There were some mind-boggling gains made by AIM stocks in 2020.
When a stock rises by more than 1,000% and can’t even make the top five gainers, then you know it has been an extraordinary year in which it was possible to make a lot of money.
Unfortunately, if you were asleep at the wheel and held the wrong stocks, you could have lost your shirt.
The s**t or bust nature of AIM has always been part of the appeal of AIM or a major reason to avoid it - depending on your risk appetite.
It's an ill wind that blows nobody any good
2020 was, of course, a year characterised by the ultra-scary coronavirus (COVID-19) pandemic but in any crisis, there always seem to be some who do well.
The shares rose 5,970% in 2020 as the company released a succession of announcements detailing how its technology could detect COVID-19 cases.
In April alone, the shares rose from 196.5p to 405p after the company was provided emergency authorisation by the US Food and Drug Administration to deploy its coronavirus test, just when the outbreak was accelerating in several western countries.
The shares peaked at 1,194p in late October as the coronavirus diagnostics field started to get a little crowded. The welcome news about the development of COVID-19 vaccines also took some of the shine off the shares, which ebbed to around 830p but there will still clearly be a need for a good diagnostic test for some time yet – maybe forever.
Synairgen PLC (LON:SNG), up 2.370%, was the third-best AIM performer of the year and another stock benefiting from having a product that could contribute to the fight against the pandemic. In Synairgen’s case, the product was SNG001, an inhaled formulation of interferon beta, that tackles the severe symptoms of coronavirus.
The success stories were not all health-related, however. EQTEC PLC (LON:EQTEC) and Powerhouse Energy Group PLC (LON:PHE), two renewable energy specialists, had fantastic years; the former was up 854% and the latter up 1,230%.
While it was a torrid year for the fossil fuel-based energy firms, there was a feeling that renewable energy companies’ time has come, as governments look to funnel investment into infrastructure projects to reflate their economies while at the same time work towards hitting zero-carbon targets.
As good as gold
The end of year review always seems to have a few major success stories from the mining sector and this year was no exception.
Greatland Gold PLC (LON:GGP) soared 1,940%, dragging Starvest PLC (LON:SVE) along with it; the latter has a 2.2% stake in Greatland and has been basking in the reflected glow of Greatland’s successful drilling results at the Havieron deposit in the Paterson region of Western Australia.
The Wishbone share price really started motoring in October after it acquired an option in October on mineral exploration tenements in the Havieron and Telfer region of Western Australia.

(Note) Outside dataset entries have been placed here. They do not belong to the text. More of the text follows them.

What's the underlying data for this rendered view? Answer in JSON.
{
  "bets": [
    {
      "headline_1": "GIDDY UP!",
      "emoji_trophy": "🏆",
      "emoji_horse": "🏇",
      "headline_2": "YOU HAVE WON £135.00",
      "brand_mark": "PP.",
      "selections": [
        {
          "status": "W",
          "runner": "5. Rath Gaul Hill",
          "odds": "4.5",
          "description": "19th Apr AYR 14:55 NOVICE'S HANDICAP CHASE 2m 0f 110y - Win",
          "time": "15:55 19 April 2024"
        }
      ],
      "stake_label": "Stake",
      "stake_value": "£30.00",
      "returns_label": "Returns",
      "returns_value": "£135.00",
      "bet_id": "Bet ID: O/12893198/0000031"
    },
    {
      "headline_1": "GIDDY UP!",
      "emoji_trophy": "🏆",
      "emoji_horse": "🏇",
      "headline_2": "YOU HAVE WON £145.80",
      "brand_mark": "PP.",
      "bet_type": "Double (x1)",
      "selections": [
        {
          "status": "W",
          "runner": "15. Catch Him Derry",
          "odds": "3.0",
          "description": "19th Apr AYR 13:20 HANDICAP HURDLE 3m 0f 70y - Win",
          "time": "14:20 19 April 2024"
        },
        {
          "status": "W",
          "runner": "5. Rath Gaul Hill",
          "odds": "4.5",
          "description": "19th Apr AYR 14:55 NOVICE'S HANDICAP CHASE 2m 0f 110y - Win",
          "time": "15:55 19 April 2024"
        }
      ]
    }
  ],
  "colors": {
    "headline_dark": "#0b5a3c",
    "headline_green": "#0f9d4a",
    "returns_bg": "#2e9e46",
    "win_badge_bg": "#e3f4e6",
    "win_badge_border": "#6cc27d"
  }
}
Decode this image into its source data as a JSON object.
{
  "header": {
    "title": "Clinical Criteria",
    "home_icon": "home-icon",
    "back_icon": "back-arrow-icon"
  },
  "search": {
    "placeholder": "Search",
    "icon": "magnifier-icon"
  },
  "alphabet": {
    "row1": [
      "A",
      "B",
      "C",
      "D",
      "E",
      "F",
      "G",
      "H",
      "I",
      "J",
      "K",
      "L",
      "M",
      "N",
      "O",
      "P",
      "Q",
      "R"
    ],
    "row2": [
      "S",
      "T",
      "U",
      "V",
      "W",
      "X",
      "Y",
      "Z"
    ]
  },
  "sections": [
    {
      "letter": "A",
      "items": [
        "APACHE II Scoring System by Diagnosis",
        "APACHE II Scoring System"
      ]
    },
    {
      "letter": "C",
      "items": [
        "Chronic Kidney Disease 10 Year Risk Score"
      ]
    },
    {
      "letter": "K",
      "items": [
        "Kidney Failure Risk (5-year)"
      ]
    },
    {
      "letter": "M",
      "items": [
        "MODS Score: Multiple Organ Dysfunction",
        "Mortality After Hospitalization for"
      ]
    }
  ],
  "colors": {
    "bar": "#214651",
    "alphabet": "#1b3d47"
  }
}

It pulled the trigger on the acquisition in November after it identified four magnetic targets of considerable size. Significantly, these targets are much shallower than the Havieron discovery, with the top of the magnetic targets ranging from 150m to 250m below surface, Wishbone said.
Down in the deepest depths of AIM's cellar
It was also a grim year for another Hurricane Energy PLC (LON:HUR), described as “the flailing oil field developer” by Proactive’s oil & gas correspondent, Jamie Ashcroft.
The company will soon open talks with bondholders and other stakeholders over a possible restructuring and new funding. The shares plunged on the news, adding to the year’s losses that had stretched to 92% by Christmas Eve.
Zibao Metals Recycling Holdings went on the scrap-heap in March, throwing in the towel after China made various announcements banning the importation of 32 types of scrap materials including plastic waste and unsorted waste paper.
It failed to make an acquisition within six months of becoming a cash shell and under AIM’s rules, its listing was suspended in September, leaving it another six months in which to make an acquisition otherwise its listing will be cancelled.
Shareholders headed for the exits, leaving the shares down 95%.
The only consolation for shareholders who held on to these turkeys is that hope springs eternal for AIM stocks ... well, maybe not for Tri-Star, nor Phimedix unless it gets its skates on. I can't be sure but it would not surprise me to learn that some of this year's star performers have featured in previous reviews of the big movers of the year, only featuring at the wrong end of the table.